And an idea relatively foreign to anybody outside of America. The political system in the US has been pretty messed up by bad doctrine. Fix the doctrine and you (hopefully) fix the politics.

Jeff says:


I'm curious. What year in Christian history would you consider the most exemplary time as far as doctrine? If Christianity has become a victim of its own success and forgotten its origins, how far back does one need to go to have a good example of the true spirit of the movement? 600 AD? 300AD? 100AD? Or does one only need to look back a hundred years or so?


st_eutychus says:

This is a good question Jeff. And I've been thinking about it since you posted it. It deserves a longer answer – and I'll probably turn it into a post.

I don't think Christians have ever nailed down doctrine perfectly. Each generation brings new and different struggles for Christians. I'll answer your question assuming, for a moment, that Christianity is true, and that the Bible has a significant role to play in guiding both our understanding of God and our conduct as his people.

In the early centuries – prior to Constantine – Christians were facing terrible physical persecution by the state. The Bible has a lot to say to these people because it assumes that Christians will function as a cultural minority. We have problems today when we extrapolate things written to the original audience (and I believe one of the first principles of understanding the Bible is understanding its meaning for the first readers). The early church didn't have to deal with issues of separation of church and state because they were quite clearly in opposition to the state. And yet they were told to pray for them and respect their authority.

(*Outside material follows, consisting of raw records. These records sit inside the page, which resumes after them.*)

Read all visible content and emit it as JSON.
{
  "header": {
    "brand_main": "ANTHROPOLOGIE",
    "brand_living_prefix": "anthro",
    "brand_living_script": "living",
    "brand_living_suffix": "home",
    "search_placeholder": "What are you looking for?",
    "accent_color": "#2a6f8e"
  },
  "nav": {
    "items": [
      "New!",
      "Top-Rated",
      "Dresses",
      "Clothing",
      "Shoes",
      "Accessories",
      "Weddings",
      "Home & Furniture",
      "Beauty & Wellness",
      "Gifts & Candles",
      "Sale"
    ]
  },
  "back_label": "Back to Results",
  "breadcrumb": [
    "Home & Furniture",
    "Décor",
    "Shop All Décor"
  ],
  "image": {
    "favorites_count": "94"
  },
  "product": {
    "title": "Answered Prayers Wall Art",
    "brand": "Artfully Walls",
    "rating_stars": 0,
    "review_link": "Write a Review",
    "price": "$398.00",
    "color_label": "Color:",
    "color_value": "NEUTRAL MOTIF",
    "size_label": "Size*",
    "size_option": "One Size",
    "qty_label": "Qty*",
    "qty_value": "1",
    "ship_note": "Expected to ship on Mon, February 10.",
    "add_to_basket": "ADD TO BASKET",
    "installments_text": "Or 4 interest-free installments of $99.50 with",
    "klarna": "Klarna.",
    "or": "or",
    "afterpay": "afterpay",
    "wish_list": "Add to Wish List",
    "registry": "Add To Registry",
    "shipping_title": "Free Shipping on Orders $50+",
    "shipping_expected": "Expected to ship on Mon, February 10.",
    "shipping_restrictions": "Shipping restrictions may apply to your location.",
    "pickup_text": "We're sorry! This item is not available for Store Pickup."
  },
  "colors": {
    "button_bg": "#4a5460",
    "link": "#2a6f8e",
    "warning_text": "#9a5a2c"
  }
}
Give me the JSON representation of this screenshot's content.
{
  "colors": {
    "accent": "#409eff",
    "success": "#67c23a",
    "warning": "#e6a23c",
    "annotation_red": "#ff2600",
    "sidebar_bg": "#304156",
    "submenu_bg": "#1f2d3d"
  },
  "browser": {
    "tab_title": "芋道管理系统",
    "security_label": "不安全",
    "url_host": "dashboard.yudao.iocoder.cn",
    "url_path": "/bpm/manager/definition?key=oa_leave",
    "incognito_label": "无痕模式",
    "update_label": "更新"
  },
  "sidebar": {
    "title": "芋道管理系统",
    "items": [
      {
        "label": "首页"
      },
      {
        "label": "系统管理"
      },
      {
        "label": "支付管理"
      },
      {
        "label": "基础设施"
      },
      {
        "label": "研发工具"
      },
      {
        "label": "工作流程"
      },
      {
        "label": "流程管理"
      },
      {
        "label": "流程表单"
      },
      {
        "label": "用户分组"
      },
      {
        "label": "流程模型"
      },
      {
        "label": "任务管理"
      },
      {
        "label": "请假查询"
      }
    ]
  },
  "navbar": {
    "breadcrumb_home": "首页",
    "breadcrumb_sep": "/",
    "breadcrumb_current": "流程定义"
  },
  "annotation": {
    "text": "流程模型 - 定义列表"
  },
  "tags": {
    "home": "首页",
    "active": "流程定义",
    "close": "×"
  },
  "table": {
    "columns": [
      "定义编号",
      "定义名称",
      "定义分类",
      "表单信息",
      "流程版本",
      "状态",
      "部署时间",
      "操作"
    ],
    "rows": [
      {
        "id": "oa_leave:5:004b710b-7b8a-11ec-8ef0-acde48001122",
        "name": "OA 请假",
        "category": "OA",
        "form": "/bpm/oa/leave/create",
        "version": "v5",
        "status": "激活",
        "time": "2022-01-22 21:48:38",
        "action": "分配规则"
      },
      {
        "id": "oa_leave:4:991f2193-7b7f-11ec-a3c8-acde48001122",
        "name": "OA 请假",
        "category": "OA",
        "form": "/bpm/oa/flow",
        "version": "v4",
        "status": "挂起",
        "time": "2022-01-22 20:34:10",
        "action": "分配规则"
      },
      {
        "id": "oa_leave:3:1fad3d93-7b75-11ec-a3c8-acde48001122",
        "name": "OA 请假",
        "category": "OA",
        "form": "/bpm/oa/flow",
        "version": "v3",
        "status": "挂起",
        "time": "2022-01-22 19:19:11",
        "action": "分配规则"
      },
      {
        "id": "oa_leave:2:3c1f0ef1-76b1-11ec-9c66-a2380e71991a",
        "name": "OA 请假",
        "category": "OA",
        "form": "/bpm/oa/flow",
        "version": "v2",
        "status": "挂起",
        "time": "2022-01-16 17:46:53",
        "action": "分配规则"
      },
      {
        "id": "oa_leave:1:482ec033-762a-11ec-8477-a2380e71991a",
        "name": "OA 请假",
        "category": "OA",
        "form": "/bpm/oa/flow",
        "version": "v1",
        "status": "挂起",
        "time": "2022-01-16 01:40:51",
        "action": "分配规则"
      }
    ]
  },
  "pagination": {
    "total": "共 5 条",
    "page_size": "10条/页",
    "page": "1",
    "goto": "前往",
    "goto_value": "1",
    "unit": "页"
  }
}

They also didn't have the benefit of having the Bible as a singular book – instead relying on teachings of the early church and a smattering of letters – the texts that were later collated into one book for easy reference.

Clearly from the point the church was institutionalised by the Roman Empire it became a tool for two masters – Rome, that wanted to extend the empire/political power, and Christians who wanted to see the gospel taught.

I would see the period of time where the church played an active role in suppressing the populace, and treating the Bible as the realm of priests alone, was a particularly dark period. I think there were genuine Christian churches in that time – but I think history shows us that the church was a vehicle for terrible atrocities like the Crusades born out of either greed or a bizarre dispensationalist theology that taught that the physical Israel had some value to Christians.

There have been bright lights throughout history that I think are great examples of Christianity being "on track" or exemplary. I think the reformation was great, I think moves to make the Bible accessible and available in the common language were good.

It's difficult without committing what you might consider to be the No True Scotsman fallacy to distinguish between the acts of those calling themselves the "church" who ran around wearing crosses on their armour and those who actually were the church (ie the body of believers).

I don't think "Christianity", defined as following the lordship of Jesus Christ, has forgotten its origins. I think other people have harnessed the guise of Christianity for their own agendas. And this has been harmful.

Paul from Brisbane says:

That's what you wonder huh?
My interests s an atheist can never be served by anyone believing in a god or gods. We can look after ourselves and need no advice from those who promote superstition and mythology.Is not wanting your help smug? Or isit that warm feeling you get when you know you are right and are surrounded by a muddleheaded, brainwashed mob.